*Task description*. Scan the records for lines with the word "icon", and copy every such line.

== Segment start ==

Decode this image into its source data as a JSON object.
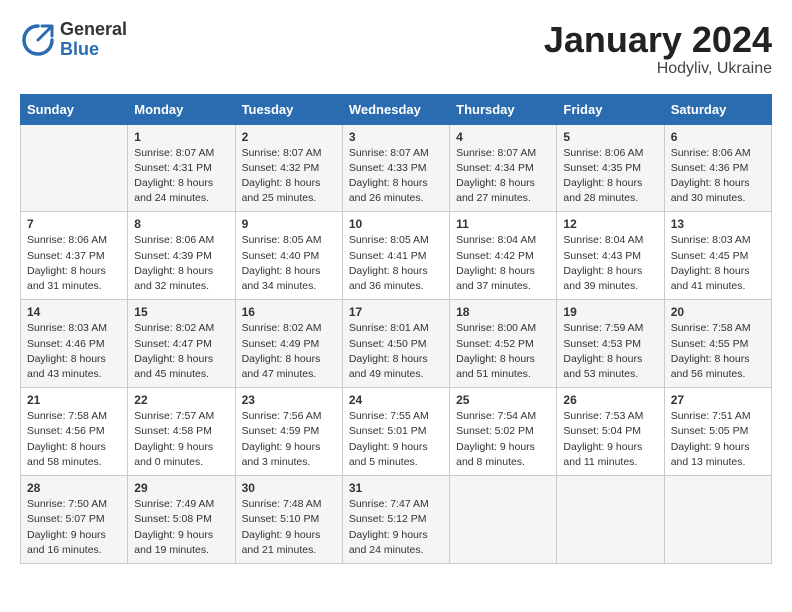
{
  "logo": {
    "general": "General",
    "blue": "Blue"
  },
  "title": {
    "month": "January 2024",
    "location": "Hodyliv, Ukraine"
  },
  "weekdays": [
    "Sunday",
    "Monday",
    "Tuesday",
    "Wednesday",
    "Thursday",
    "Friday",
    "Saturday"
  ],
  "weeks": [
    [
      {
        "day": "",
        "info": ""
      },
      {
        "day": "1",
        "info": "Sunrise: 8:07 AM\nSunset: 4:31 PM\nDaylight: 8 hours\nand 24 minutes."
      },
      {
        "day": "2",
        "info": "Sunrise: 8:07 AM\nSunset: 4:32 PM\nDaylight: 8 hours\nand 25 minutes."
      },
      {
        "day": "3",
        "info": "Sunrise: 8:07 AM\nSunset: 4:33 PM\nDaylight: 8 hours\nand 26 minutes."
      },
      {
        "day": "4",
        "info": "Sunrise: 8:07 AM\nSunset: 4:34 PM\nDaylight: 8 hours\nand 27 minutes."
      },
      {
        "day": "5",
        "info": "Sunrise: 8:06 AM\nSunset: 4:35 PM\nDaylight: 8 hours\nand 28 minutes."
      },
      {
        "day": "6",
        "info": "Sunrise: 8:06 AM\nSunset: 4:36 PM\nDaylight: 8 hours\nand 30 minutes."
      }
    ],
    [
      {
        "day": "7",
        "info": "Sunrise: 8:06 AM\nSunset: 4:37 PM\nDaylight: 8 hours\nand 31 minutes."
      },
      {
        "day": "8",
        "info": "Sunrise: 8:06 AM\nSunset: 4:39 PM\nDaylight: 8 hours\nand 32 minutes."
      },
      {
        "day": "9",
        "info": "Sunrise: 8:05 AM\nSunset: 4:40 PM\nDaylight: 8 hours\nand 34 minutes."
      },
      {
        "day": "10",
        "info": "Sunrise: 8:05 AM\nSunset: 4:41 PM\nDaylight: 8 hours\nand 36 minutes."
      },
      {
        "day": "11",
        "info": "Sunrise: 8:04 AM\nSunset: 4:42 PM\nDaylight: 8 hours\nand 37 minutes."
      },
      {
        "day": "12",
        "info": "Sunrise: 8:04 AM\nSunset: 4:43 PM\nDaylight: 8 hours\nand 39 minutes."
      },
      {
        "day": "13",
        "info": "Sunrise: 8:03 AM\nSunset: 4:45 PM\nDaylight: 8 hours\nand 41 minutes."
      }
    ],
    [
      {
        "day": "14",
        "info": "Sunrise: 8:03 AM\nSunset: 4:46 PM\nDaylight: 8 hours\nand 43 minutes."
      },
      {
        "day": "15",
        "info": "Sunrise: 8:02 AM\nSunset: 4:47 PM\nDaylight: 8 hours\nand 45 minutes."
      },
      {
        "day": "16",
        "info": "Sunrise: 8:02 AM\nSunset: 4:49 PM\nDaylight: 8 hours\nand 47 minutes."
      },
      {
        "day": "17",
        "info": "Sunrise: 8:01 AM\nSunset: 4:50 PM\nDaylight: 8 hours\nand 49 minutes."
      },
      {
        "day": "18",
        "info": "Sunrise: 8:00 AM\nSunset: 4:52 PM\nDaylight: 8 hours\nand 51 minutes."
      },
      {
        "day": "19",
        "info": "Sunrise: 7:59 AM\nSunset: 4:53 PM\nDaylight: 8 hours\nand 53 minutes."
      },
      {
        "day": "20",
        "info": "Sunrise: 7:58 AM\nSunset: 4:55 PM\nDaylight: 8 hours\nand 56 minutes."
      }
    ],
    [
      {
        "day": "21",
        "info": "Sunrise: 7:58 AM\nSunset: 4:56 PM\nDaylight: 8 hours\nand 58 minutes."
      },
      {
        "day": "22",
        "info": "Sunrise: 7:57 AM\nSunset: 4:58 PM\nDaylight: 9 hours\nand 0 minutes."
      },
      {
        "day": "23",
        "info": "Sunrise: 7:56 AM\nSunset: 4:59 PM\nDaylight: 9 hours\nand 3 minutes."
      },
      {
        "day": "24",
        "info": "Sunrise: 7:55 AM\nSunset: 5:01 PM\nDaylight: 9 hours\nand 5 minutes."
      },
      {
        "day": "25",
        "info": "Sunrise: 7:54 AM\nSunset: 5:02 PM\nDaylight: 9 hours\nand 8 minutes."
      },
      {
        "day": "26",
        "info": "Sunrise: 7:53 AM\nSunset: 5:04 PM\nDaylight: 9 hours\nand 11 minutes."
      },
      {
        "day": "27",
        "info": "Sunrise: 7:51 AM\nSunset: 5:05 PM\nDaylight: 9 hours\nand 13 minutes."
      }
    ],
    [
      {
        "day": "28",
        "info": "Sunrise: 7:50 AM\nSunset: 5:07 PM\nDaylight: 9 hours\nand 16 minutes."
      },
      {
        "day": "29",
        "info": "Sunrise: 7:49 AM\nSunset: 5:08 PM\nDaylight: 9 hours\nand 19 minutes."
      },
      {
        "day": "30",
        "info": "Sunrise: 7:48 AM\nSunset: 5:10 PM\nDaylight: 9 hours\nand 21 minutes."
      },
      {
        "day": "31",
        "info": "Sunrise: 7:47 AM\nSunset: 5:12 PM\nDaylight: 9 hours\nand 24 minutes."
      },
      {
        "day": "",
        "info": ""
      },
      {
        "day": "",
        "info": ""
      },
      {
        "day": "",
        "info": ""
      }
    ]
  ]
}
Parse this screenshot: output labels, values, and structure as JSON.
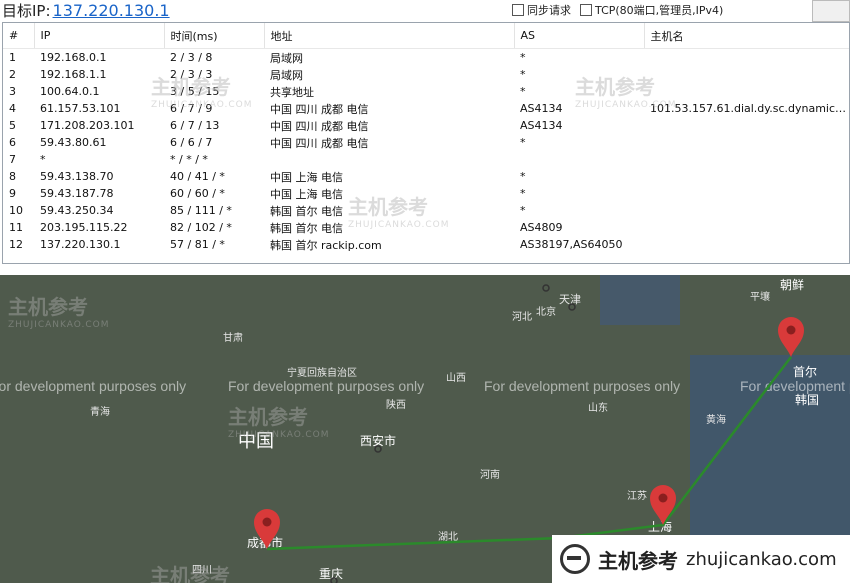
{
  "header": {
    "target_label": "目标IP:",
    "target_ip": "137.220.130.1",
    "opt_sync": "同步请求",
    "opt_tcp": "TCP(80端口,管理员,IPv4)"
  },
  "table": {
    "columns": [
      "#",
      "IP",
      "时间(ms)",
      "地址",
      "AS",
      "主机名"
    ],
    "rows": [
      [
        "1",
        "192.168.0.1",
        "2 / 3 / 8",
        "局域网",
        "*",
        ""
      ],
      [
        "2",
        "192.168.1.1",
        "2 / 3 / 3",
        "局域网",
        "*",
        ""
      ],
      [
        "3",
        "100.64.0.1",
        "3 / 5 / 15",
        "共享地址",
        "*",
        ""
      ],
      [
        "4",
        "61.157.53.101",
        "6 / 7 / 9",
        "中国 四川 成都 电信",
        "AS4134",
        "101.53.157.61.dial.dy.sc.dynamic.1..."
      ],
      [
        "5",
        "171.208.203.101",
        "6 / 7 / 13",
        "中国 四川 成都 电信",
        "AS4134",
        ""
      ],
      [
        "6",
        "59.43.80.61",
        "6 / 6 / 7",
        "中国 四川 成都 电信",
        "*",
        ""
      ],
      [
        "7",
        "*",
        "* / * / *",
        "",
        "",
        ""
      ],
      [
        "8",
        "59.43.138.70",
        "40 / 41 / *",
        "中国 上海 电信",
        "*",
        ""
      ],
      [
        "9",
        "59.43.187.78",
        "60 / 60 / *",
        "中国 上海 电信",
        "*",
        ""
      ],
      [
        "10",
        "59.43.250.34",
        "85 / 111 / *",
        "韩国 首尔 电信",
        "*",
        ""
      ],
      [
        "11",
        "203.195.115.22",
        "82 / 102 / *",
        "韩国 首尔 电信",
        "AS4809",
        ""
      ],
      [
        "12",
        "137.220.130.1",
        "57 / 81 / *",
        "韩国 首尔 rackip.com",
        "AS38197,AS64050",
        ""
      ]
    ]
  },
  "map": {
    "dev_notice": "For development purposes only",
    "labels": {
      "beijing": "北京",
      "tianjin": "天津",
      "hebei": "河北",
      "chaoxian": "朝鲜",
      "pingrang": "平壤",
      "gansu": "甘肃",
      "ningxia": "宁夏回族自治区",
      "shanxi": "山西",
      "shaanxi": "陕西",
      "shandong": "山东",
      "qinghai": "青海",
      "china": "中国",
      "xian": "西安市",
      "henan": "河南",
      "huanghai": "黄海",
      "jiangsu": "江苏",
      "hubei": "湖北",
      "chengdu": "成都市",
      "chongqing": "重庆",
      "sichuan": "四川",
      "shouer": "首尔",
      "hanguo": "韩国",
      "shanghai": "上海"
    }
  },
  "watermark": {
    "cn": "主机参考",
    "en": "ZHUJICANKAO.COM"
  },
  "brand": {
    "name": "主机参考",
    "url": "zhujicankao.com"
  },
  "colors": {
    "route_line": "#2b8a2b",
    "pin": "#d93a3a",
    "link": "#1a64c8"
  }
}
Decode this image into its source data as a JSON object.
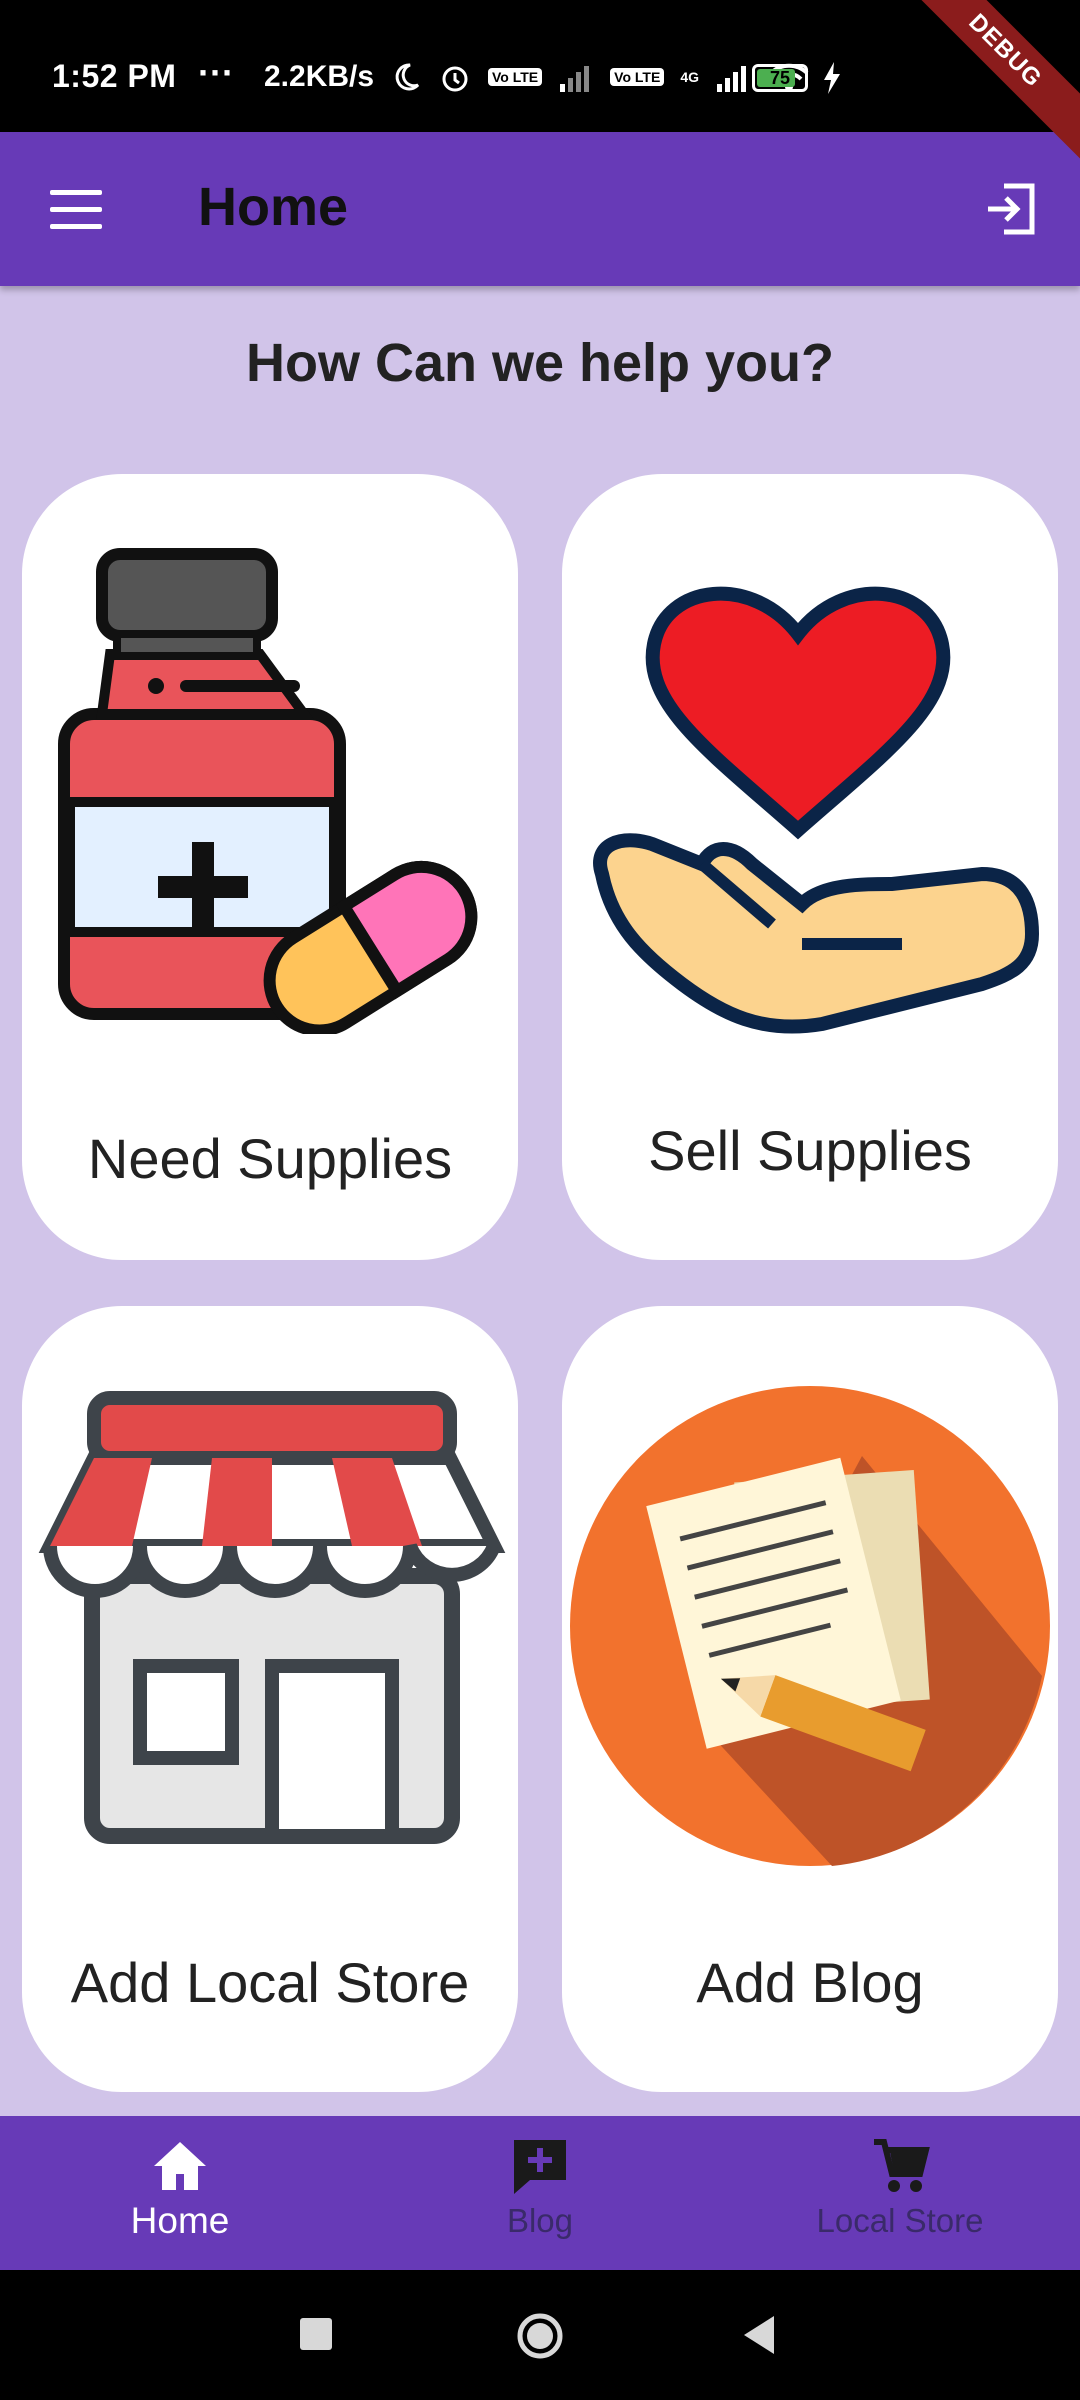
{
  "status_bar": {
    "time": "1:52 PM",
    "dots": "···",
    "speed": "2.2KB/s",
    "volte1": "Vo LTE",
    "volte2": "Vo LTE",
    "network": "4G",
    "battery": "75",
    "debug_banner": "DEBUG"
  },
  "app_bar": {
    "title": "Home",
    "menu_icon": "menu-icon",
    "logout_icon": "logout-icon"
  },
  "heading": "How Can we help you?",
  "cards": [
    {
      "label": "Need Supplies",
      "icon": "medicine-bottle-pills"
    },
    {
      "label": "Sell Supplies",
      "icon": "heart-in-hand"
    },
    {
      "label": "Add Local Store",
      "icon": "storefront"
    },
    {
      "label": "Add Blog",
      "icon": "paper-and-pencil"
    }
  ],
  "bottom_nav": {
    "items": [
      {
        "label": "Home",
        "icon": "home-icon",
        "active": true
      },
      {
        "label": "Blog",
        "icon": "add-comment-icon",
        "active": false
      },
      {
        "label": "Local Store",
        "icon": "cart-icon",
        "active": false
      }
    ]
  },
  "colors": {
    "primary": "#673AB7",
    "background": "#D1C4E9",
    "card": "#FFFFFF"
  }
}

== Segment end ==

*Result of this task*.
    "menu_icon": "menu-icon",
    "logout_icon": "logout-icon"
      "icon": "medicine-bottle-pills"
      "icon": "heart-in-hand"
      "icon": "storefront"
      "icon": "paper-and-pencil"
        "icon": "home-icon",
        "icon": "add-comment-icon",
        "icon": "cart-icon",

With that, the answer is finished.